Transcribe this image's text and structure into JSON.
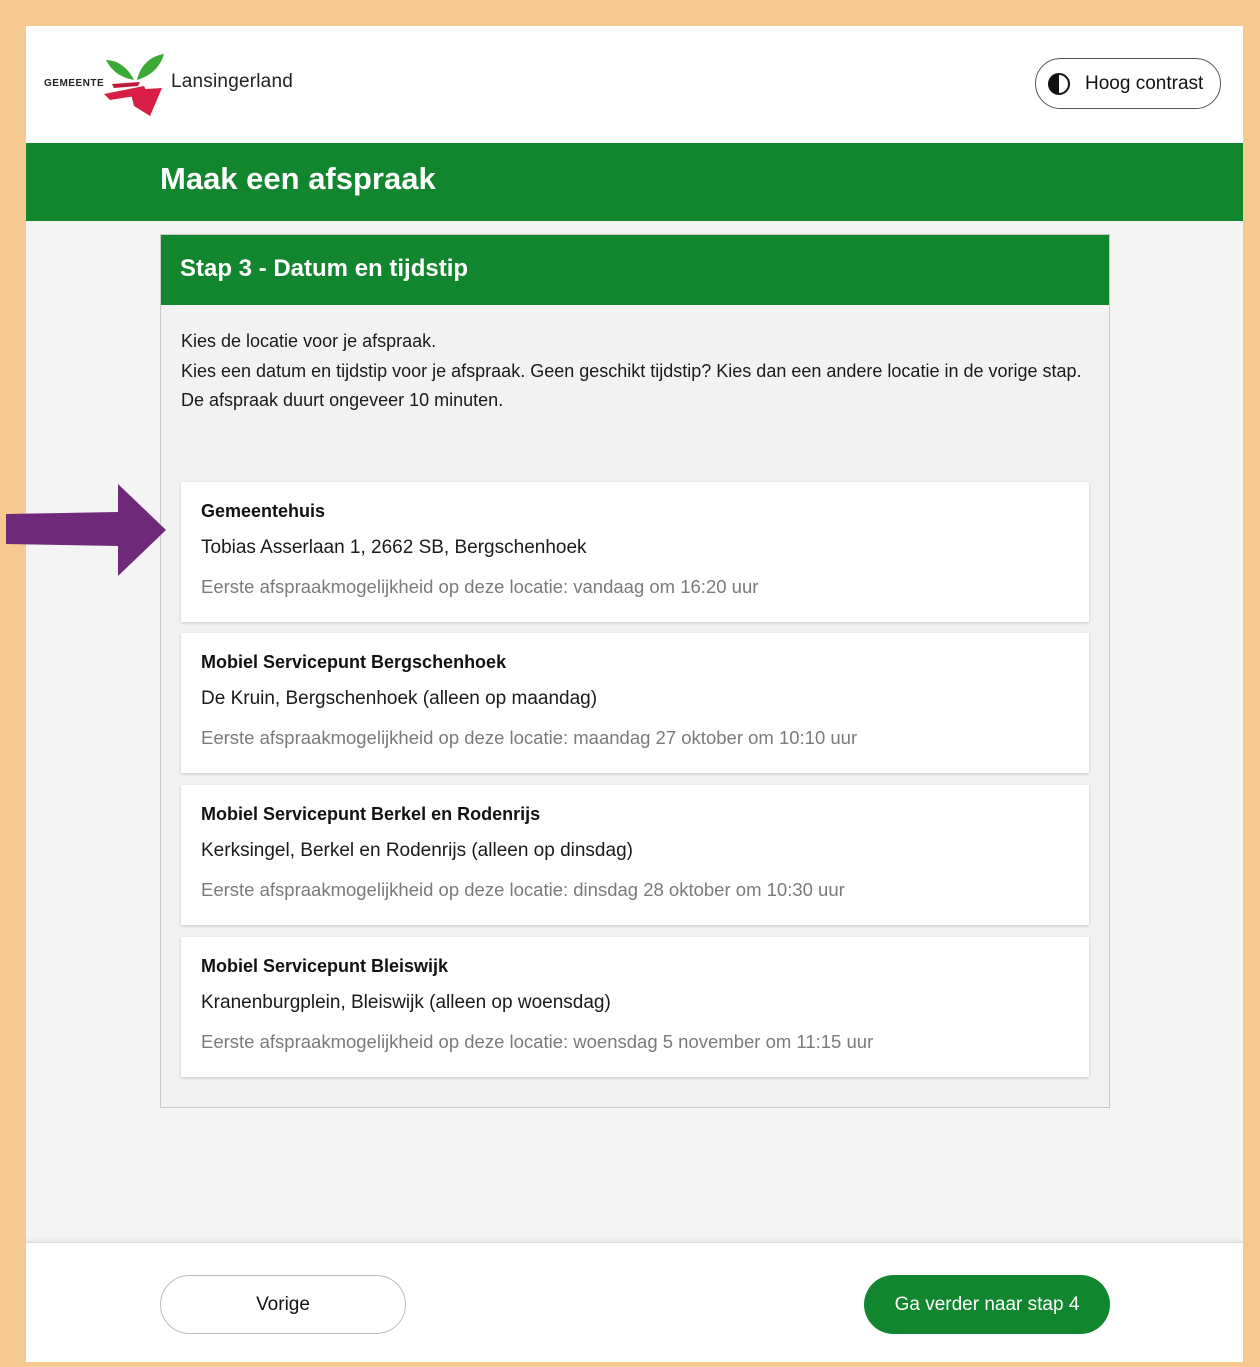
{
  "header": {
    "logo_small_text": "GEMEENTE",
    "logo_name": "Lansingerland",
    "contrast_button_label": "Hoog contrast"
  },
  "banner": {
    "title": "Maak een afspraak"
  },
  "step": {
    "title": "Stap 3 - Datum en tijdstip",
    "intro_line1": "Kies de locatie voor je afspraak.",
    "intro_line2": "Kies een datum en tijdstip voor je afspraak. Geen geschikt tijdstip? Kies dan een andere locatie in de vorige stap.",
    "intro_line3": "De afspraak duurt ongeveer 10 minuten."
  },
  "locations": [
    {
      "name": "Gemeentehuis",
      "address": "Tobias Asserlaan 1, 2662 SB, Bergschenhoek",
      "first_available": "Eerste afspraakmogelijkheid op deze locatie: vandaag om 16:20 uur"
    },
    {
      "name": "Mobiel Servicepunt Bergschenhoek",
      "address": "De Kruin, Bergschenhoek (alleen op maandag)",
      "first_available": "Eerste afspraakmogelijkheid op deze locatie: maandag 27 oktober om 10:10 uur"
    },
    {
      "name": "Mobiel Servicepunt Berkel en Rodenrijs",
      "address": "Kerksingel, Berkel en Rodenrijs (alleen op dinsdag)",
      "first_available": "Eerste afspraakmogelijkheid op deze locatie: dinsdag 28 oktober om 10:30 uur"
    },
    {
      "name": "Mobiel Servicepunt Bleiswijk",
      "address": "Kranenburgplein, Bleiswijk (alleen op woensdag)",
      "first_available": "Eerste afspraakmogelijkheid op deze locatie: woensdag 5 november om 11:15 uur"
    }
  ],
  "footer": {
    "prev_label": "Vorige",
    "next_label": "Ga verder naar stap 4"
  },
  "colors": {
    "brand_green": "#11862f",
    "outer_border": "#f5c990",
    "arrow_purple": "#6e2a78"
  }
}
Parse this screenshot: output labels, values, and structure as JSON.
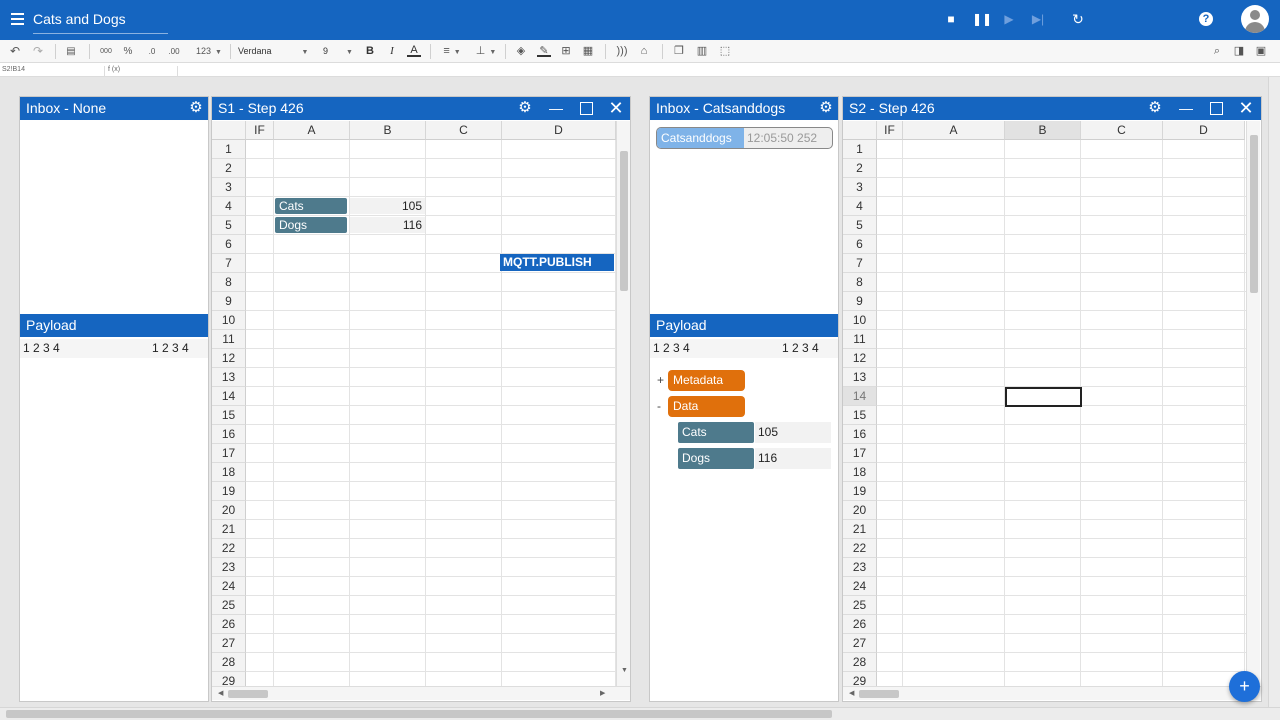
{
  "header": {
    "title": "Cats and Dogs",
    "icons": {
      "menu": "hamburger-icon",
      "stop": "stop-icon",
      "pause": "pause-icon",
      "play": "play-icon",
      "step": "skip-icon",
      "reload": "reload-icon",
      "help": "help-icon",
      "account": "account-icon"
    }
  },
  "toolbar": {
    "format_123": "123",
    "font": "Verdana",
    "size": "9",
    "bold": "B",
    "italic": "I",
    "textcolor": "A",
    "thousands": "000",
    "percent": "%"
  },
  "formula_bar": {
    "cell_ref": "S2!B14",
    "fx": "f (x)"
  },
  "left_inbox": {
    "title": "Inbox - None",
    "payload_title": "Payload",
    "payload_cols_left": "1 2 3 4",
    "payload_cols_right": "1 2 3 4"
  },
  "sheet1": {
    "title": "S1 - Step 426",
    "columns": [
      "IF",
      "A",
      "B",
      "C",
      "D"
    ],
    "rows": [
      "1",
      "2",
      "3",
      "4",
      "5",
      "6",
      "7",
      "8",
      "9",
      "10",
      "11",
      "12",
      "13",
      "14",
      "15",
      "16",
      "17",
      "18",
      "19",
      "20",
      "21",
      "22",
      "23",
      "24",
      "25",
      "26",
      "27",
      "28",
      "29"
    ],
    "cells": {
      "a4": "Cats",
      "b4": "105",
      "a5": "Dogs",
      "b5": "116",
      "d7": "MQTT.PUBLISH"
    }
  },
  "right_inbox": {
    "title": "Inbox - Catsanddogs",
    "item_label": "Catsanddogs",
    "item_time": "12:05:50 252",
    "payload_title": "Payload",
    "payload_cols_left": "1 2 3 4",
    "payload_cols_right": "1 2 3 4",
    "tree": {
      "metadata_toggle": "+",
      "metadata": "Metadata",
      "data_toggle": "-",
      "data": "Data",
      "entries": [
        {
          "key": "Cats",
          "value": "105"
        },
        {
          "key": "Dogs",
          "value": "116"
        }
      ]
    }
  },
  "sheet2": {
    "title": "S2 - Step 426",
    "columns": [
      "IF",
      "A",
      "B",
      "C",
      "D"
    ],
    "rows": [
      "1",
      "2",
      "3",
      "4",
      "5",
      "6",
      "7",
      "8",
      "9",
      "10",
      "11",
      "12",
      "13",
      "14",
      "15",
      "16",
      "17",
      "18",
      "19",
      "20",
      "21",
      "22",
      "23",
      "24",
      "25",
      "26",
      "27",
      "28",
      "29"
    ]
  },
  "fab_label": "+"
}
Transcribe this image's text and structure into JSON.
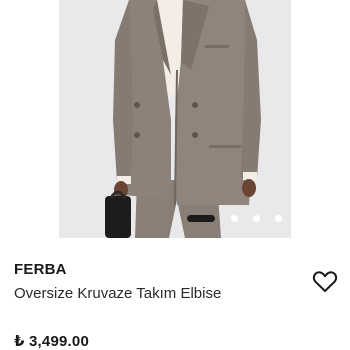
{
  "product": {
    "brand": "FERBA",
    "name": "Oversize Kruvaze Takım Elbise",
    "price": "₺ 3,499.00",
    "favorite_icon": "heart-outline-icon"
  },
  "gallery": {
    "image_subject": "model-in-oversize-double-breasted-suit",
    "total_images": 4,
    "active_index": 0
  },
  "colors": {
    "suit": "#8b8179",
    "background": "#e9e9eb",
    "text": "#1a1a1a"
  }
}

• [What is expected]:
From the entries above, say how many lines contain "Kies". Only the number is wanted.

• [Response to the task]:
2